It was a particular cloudy and windy day and the harvest season was nearing. Gaori was tending to her potatoes and cabbages fondly, plucking out weeds and singing softly to them. Her father had told her that music helped plants grow strong.
In the distance, three indistinct figures were approaching her. Gaori shrugged and went back to her work.
However, within a few minutes, distraction appeared in the form of those three people. Two of them had enviable white skin, like milk. The man had dark brown hair while the woman had blonde hair which looked like molten lava in the sunlight. The third man was definitely an Indian.
The foreign couple was talking rapidly to the Indian man in a language unknown to her, fiddling with the cameras which were hung around their necks.
Gaori gave a questionable look to the Indian man, who simply said, ‘They are saying that you are very beautiful. They have never seen a skin tone like yours. They are asking if they can take your photograph.’
Gaori looked helplessly at the woman with pleading eyes, but the woman just smiled back with a brilliant smile, encouraging her to pose.
Gaori took a deep breath, smiling tentatively. Her hand was clutching her sari pallu tightly behind her back, wrinkling the cloth material.
A quick sound of the camera shutter, and a photo slid out from the camera effortlessly. Gaori just stared with her mouth agape.
The woman beckoned Gaori and showed the photograph to her.
Gaori was stunned to see herself. Her eyes were glittering and her nose pin was shining.

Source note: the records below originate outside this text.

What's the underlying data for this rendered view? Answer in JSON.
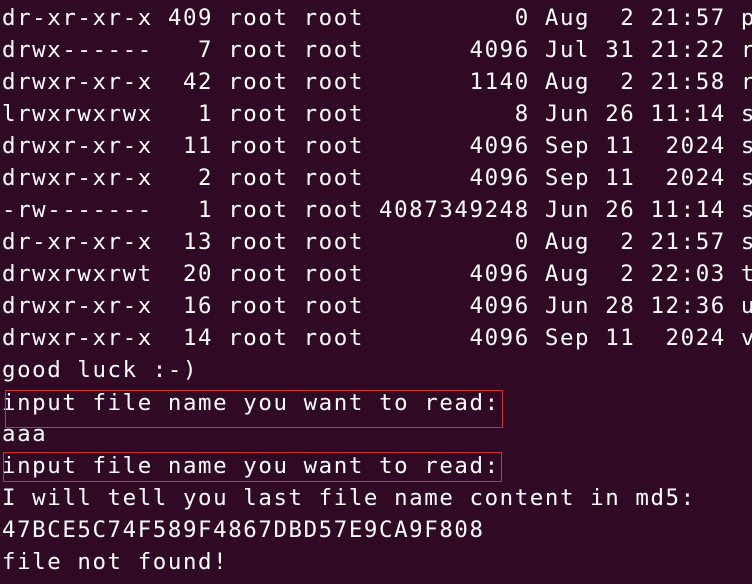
{
  "listing": [
    "dr-xr-xr-x 409 root root          0 Aug  2 21:57 p",
    "drwx------   7 root root       4096 Jul 31 21:22 r",
    "drwxr-xr-x  42 root root       1140 Aug  2 21:58 r",
    "lrwxrwxrwx   1 root root          8 Jun 26 11:14 s",
    "drwxr-xr-x  11 root root       4096 Sep 11  2024 s",
    "drwxr-xr-x   2 root root       4096 Sep 11  2024 s",
    "-rw-------   1 root root 4087349248 Jun 26 11:14 s",
    "dr-xr-xr-x  13 root root          0 Aug  2 21:57 s",
    "drwxrwxrwt  20 root root       4096 Aug  2 22:03 t",
    "drwxr-xr-x  16 root root       4096 Jun 28 12:36 u",
    "drwxr-xr-x  14 root root       4096 Sep 11  2024 v"
  ],
  "output": {
    "good_luck": "good luck :-)",
    "prompt_1": "input file name you want to read:",
    "user_input": "aaa",
    "prompt_2": "input file name you want to read:",
    "md5_notice": "I will tell you last file name content in md5:",
    "md5_hash": "47BCE5C74F589F4867DBD57E9CA9F808",
    "not_found": "file not found!"
  },
  "colors": {
    "background": "#300a24",
    "foreground": "#ffffff",
    "highlight_border": "#d0323a"
  }
}
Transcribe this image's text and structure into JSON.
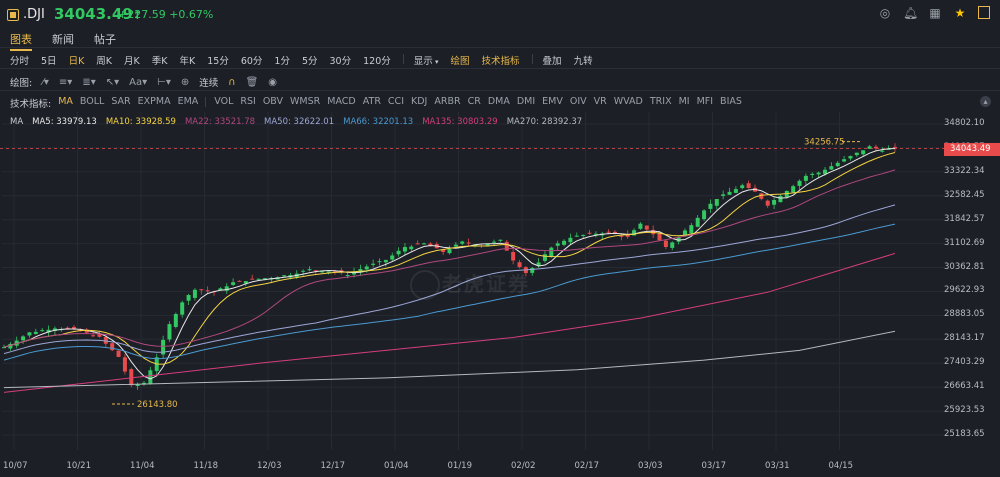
{
  "header": {
    "symbol": ".DJI",
    "price": "34043.49",
    "price_arrow": "↑",
    "change": "+227.59",
    "change_pct": "+0.67%",
    "up_color": "#32c862",
    "down_color": "#e84b4b",
    "accent": "#e8b94a"
  },
  "tabs": [
    "图表",
    "新闻",
    "帖子"
  ],
  "periods": [
    "分时",
    "5日",
    "日K",
    "周K",
    "月K",
    "季K",
    "年K",
    "15分",
    "60分",
    "1分",
    "5分",
    "30分",
    "120分"
  ],
  "period_tools": {
    "display": "显示",
    "draw": "绘图",
    "indicators": "技术指标",
    "overlay": "叠加",
    "nine": "九转"
  },
  "draw_toolbar": {
    "label": "绘图:",
    "continuous": "连续"
  },
  "indicator_bar": {
    "label": "技术指标:",
    "main": [
      "MA",
      "BOLL",
      "SAR",
      "EXPMA",
      "EMA"
    ],
    "sub": [
      "VOL",
      "RSI",
      "OBV",
      "WMSR",
      "MACD",
      "ATR",
      "CCI",
      "KDJ",
      "ARBR",
      "CR",
      "DMA",
      "DMI",
      "EMV",
      "OIV",
      "VR",
      "WVAD",
      "TRIX",
      "MI",
      "MFI",
      "BIAS"
    ]
  },
  "ma_legend": [
    {
      "text": "MA",
      "color": "#c9ccd3"
    },
    {
      "text": "MA5: 33979.13",
      "color": "#e8e8e8"
    },
    {
      "text": "MA10: 33928.59",
      "color": "#f5d442"
    },
    {
      "text": "MA22: 33521.78",
      "color": "#b0487e"
    },
    {
      "text": "MA50: 32622.01",
      "color": "#9da7d6"
    },
    {
      "text": "MA66: 32201.13",
      "color": "#4a9ad1"
    },
    {
      "text": "MA135: 30803.29",
      "color": "#d63d7e"
    },
    {
      "text": "MA270: 28392.37",
      "color": "#b5b8bf"
    }
  ],
  "watermark": "老虎证券",
  "chart_data": {
    "type": "candlestick",
    "y_ticks": [
      "34802.10",
      "34062.57",
      "33322.34",
      "32582.45",
      "31842.57",
      "31102.69",
      "30362.81",
      "29622.93",
      "28883.05",
      "28143.17",
      "27403.29",
      "26663.41",
      "25923.53",
      "25183.65"
    ],
    "y_range": [
      25183.65,
      34802.1
    ],
    "current_price_label": "34043.49",
    "x_labels": [
      "10/07",
      "10/21",
      "11/04",
      "11/18",
      "12/03",
      "12/17",
      "01/04",
      "01/19",
      "02/02",
      "02/17",
      "03/03",
      "03/17",
      "03/31",
      "04/15"
    ],
    "annotations": {
      "high": "34256.75",
      "low": "26143.80"
    },
    "close_path": [
      [
        0,
        27900
      ],
      [
        4,
        28350
      ],
      [
        8,
        28500
      ],
      [
        12,
        28400
      ],
      [
        15,
        28200
      ],
      [
        18,
        27600
      ],
      [
        20,
        26700
      ],
      [
        22,
        26800
      ],
      [
        24,
        27600
      ],
      [
        26,
        28600
      ],
      [
        28,
        29300
      ],
      [
        30,
        29700
      ],
      [
        33,
        29600
      ],
      [
        36,
        29900
      ],
      [
        39,
        30000
      ],
      [
        42,
        30050
      ],
      [
        45,
        30150
      ],
      [
        48,
        30300
      ],
      [
        51,
        30250
      ],
      [
        54,
        30150
      ],
      [
        57,
        30400
      ],
      [
        60,
        30600
      ],
      [
        63,
        31000
      ],
      [
        66,
        31100
      ],
      [
        69,
        30850
      ],
      [
        72,
        31150
      ],
      [
        75,
        31050
      ],
      [
        78,
        31200
      ],
      [
        80,
        30600
      ],
      [
        82,
        30200
      ],
      [
        84,
        30500
      ],
      [
        86,
        31000
      ],
      [
        89,
        31300
      ],
      [
        92,
        31400
      ],
      [
        95,
        31450
      ],
      [
        98,
        31300
      ],
      [
        100,
        31700
      ],
      [
        102,
        31400
      ],
      [
        104,
        31000
      ],
      [
        106,
        31300
      ],
      [
        108,
        31700
      ],
      [
        110,
        32150
      ],
      [
        112,
        32500
      ],
      [
        114,
        32700
      ],
      [
        116,
        32900
      ],
      [
        118,
        32700
      ],
      [
        120,
        32300
      ],
      [
        122,
        32600
      ],
      [
        124,
        32900
      ],
      [
        126,
        33200
      ],
      [
        128,
        33300
      ],
      [
        130,
        33500
      ],
      [
        132,
        33700
      ],
      [
        134,
        33900
      ],
      [
        136,
        34100
      ],
      [
        138,
        34000
      ],
      [
        140,
        34043
      ]
    ]
  }
}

Her smile was hesitant, but in a flattering manner. Moreover, her complexion seemed to suit her. It made her feel different in a special way.
Gaori just turned towards the Indian man and asked, ‘May I keep this photograph please?’
The Indian man translated this to the couple, who seemed to be giving an affirmative reply.
Gaori took the photograph and waited for the three of them to leave. She quickly went back home, took out a piece of paper and wrote:
‘Here is a photograph of mine. You can send it to Shyam. Give my regards to Maasa ji and Jiah.’
Gaori sealed the envelope and kept it on the dressing table. The half-empty fairness cream was still sitting there innocently. Gaori picked it up and threw it in the dustbin.
She looked at herself in the mirror and smiled.
She was dark and lovely.